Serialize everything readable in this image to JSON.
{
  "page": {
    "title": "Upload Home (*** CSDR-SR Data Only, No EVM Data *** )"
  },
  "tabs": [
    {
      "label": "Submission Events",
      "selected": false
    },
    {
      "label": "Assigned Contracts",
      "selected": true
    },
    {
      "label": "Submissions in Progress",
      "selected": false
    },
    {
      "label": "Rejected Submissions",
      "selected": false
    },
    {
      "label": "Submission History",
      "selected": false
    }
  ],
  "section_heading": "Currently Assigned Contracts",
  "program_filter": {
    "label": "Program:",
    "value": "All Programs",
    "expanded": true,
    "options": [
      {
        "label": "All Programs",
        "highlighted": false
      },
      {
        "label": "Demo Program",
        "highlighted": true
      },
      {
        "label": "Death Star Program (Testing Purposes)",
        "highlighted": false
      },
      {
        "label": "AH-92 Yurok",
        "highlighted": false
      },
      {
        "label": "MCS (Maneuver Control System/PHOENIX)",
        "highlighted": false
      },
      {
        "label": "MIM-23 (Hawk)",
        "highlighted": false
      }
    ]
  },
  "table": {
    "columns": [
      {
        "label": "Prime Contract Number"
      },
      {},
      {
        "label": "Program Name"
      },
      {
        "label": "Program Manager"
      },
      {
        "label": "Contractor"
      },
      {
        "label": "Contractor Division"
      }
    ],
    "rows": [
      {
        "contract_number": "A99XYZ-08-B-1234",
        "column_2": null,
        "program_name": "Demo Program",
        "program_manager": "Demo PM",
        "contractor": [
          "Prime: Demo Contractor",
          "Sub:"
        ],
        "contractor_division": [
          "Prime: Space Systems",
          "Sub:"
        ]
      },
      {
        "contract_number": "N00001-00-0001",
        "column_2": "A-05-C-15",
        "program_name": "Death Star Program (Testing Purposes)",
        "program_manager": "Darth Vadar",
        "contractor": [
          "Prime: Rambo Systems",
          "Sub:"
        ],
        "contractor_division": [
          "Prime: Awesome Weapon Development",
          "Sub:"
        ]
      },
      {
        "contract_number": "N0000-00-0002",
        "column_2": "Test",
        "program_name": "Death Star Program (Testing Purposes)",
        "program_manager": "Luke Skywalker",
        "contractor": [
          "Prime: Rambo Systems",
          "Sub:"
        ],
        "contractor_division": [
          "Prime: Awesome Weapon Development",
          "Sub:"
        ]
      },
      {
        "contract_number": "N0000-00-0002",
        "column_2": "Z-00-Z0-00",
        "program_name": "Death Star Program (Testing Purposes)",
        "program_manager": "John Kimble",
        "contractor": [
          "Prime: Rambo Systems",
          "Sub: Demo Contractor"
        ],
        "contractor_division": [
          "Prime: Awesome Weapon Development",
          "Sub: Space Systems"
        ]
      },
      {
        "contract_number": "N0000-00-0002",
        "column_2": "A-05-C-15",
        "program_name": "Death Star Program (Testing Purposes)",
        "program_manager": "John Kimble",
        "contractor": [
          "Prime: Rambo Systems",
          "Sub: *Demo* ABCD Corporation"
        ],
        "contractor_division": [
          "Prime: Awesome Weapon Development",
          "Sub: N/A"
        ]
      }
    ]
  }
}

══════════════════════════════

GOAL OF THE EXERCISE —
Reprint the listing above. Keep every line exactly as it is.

TASK RESULT —
Serialize everything readable in this image to JSON.
{
  "page": {
    "title": "Upload Home (*** CSDR-SR Data Only, No EVM Data *** )"
  },
  "tabs": [
    {
      "label": "Submission Events",
      "selected": false
    },
    {
      "label": "Assigned Contracts",
      "selected": true
    },
    {
      "label": "Submissions in Progress",
      "selected": false
    },
    {
      "label": "Rejected Submissions",
      "selected": false
    },
    {
      "label": "Submission History",
      "selected": false
    }
  ],
  "section_heading": "Currently Assigned Contracts",
  "program_filter": {
    "label": "Program:",
    "value": "All Programs",
    "expanded": true,
    "options": [
      {
        "label": "All Programs",
        "highlighted": false
      },
      {
        "label": "Demo Program",
        "highlighted": true
      },
      {
        "label": "Death Star Program (Testing Purposes)",
        "highlighted": false
      },
      {
        "label": "AH-92 Yurok",
        "highlighted": false
      },
      {
        "label": "MCS (Maneuver Control System/PHOENIX)",
        "highlighted": false
      },
      {
        "label": "MIM-23 (Hawk)",
        "highlighted": false
      }
    ]
  },
  "table": {
    "columns": [
      {
        "label": "Prime Contract Number"
      },
      {},
      {
        "label": "Program Name"
      },
      {
        "label": "Program Manager"
      },
      {
        "label": "Contractor"
      },
      {
        "label": "Contractor Division"
      }
    ],
    "rows": [
      {
        "contract_number": "A99XYZ-08-B-1234",
        "column_2": null,
        "program_name": "Demo Program",
        "program_manager": "Demo PM",
        "contractor": [
          "Prime: Demo Contractor",
          "Sub:"
        ],
        "contractor_division": [
          "Prime: Space Systems",
          "Sub:"
        ]
      },
      {
        "contract_number": "N00001-00-0001",
        "column_2": "A-05-C-15",
        "program_name": "Death Star Program (Testing Purposes)",
        "program_manager": "Darth Vadar",
        "contractor": [
          "Prime: Rambo Systems",
          "Sub:"
        ],
        "contractor_division": [
          "Prime: Awesome Weapon Development",
          "Sub:"
        ]
      },
      {
        "contract_number": "N0000-00-0002",
        "column_2": "Test",
        "program_name": "Death Star Program (Testing Purposes)",
        "program_manager": "Luke Skywalker",
        "contractor": [
          "Prime: Rambo Systems",
          "Sub:"
        ],
        "contractor_division": [
          "Prime: Awesome Weapon Development",
          "Sub:"
        ]
      },
      {
        "contract_number": "N0000-00-0002",
        "column_2": "Z-00-Z0-00",
        "program_name": "Death Star Program (Testing Purposes)",
        "program_manager": "John Kimble",
        "contractor": [
          "Prime: Rambo Systems",
          "Sub: Demo Contractor"
        ],
        "contractor_division": [
          "Prime: Awesome Weapon Development",
          "Sub: Space Systems"
        ]
      },
      {
        "contract_number": "N0000-00-0002",
        "column_2": "A-05-C-15",
        "program_name": "Death Star Program (Testing Purposes)",
        "program_manager": "John Kimble",
        "contractor": [
          "Prime: Rambo Systems",
          "Sub: *Demo* ABCD Corporation"
        ],
        "contractor_division": [
          "Prime: Awesome Weapon Development",
          "Sub: N/A"
        ]
      }
    ]
  }
}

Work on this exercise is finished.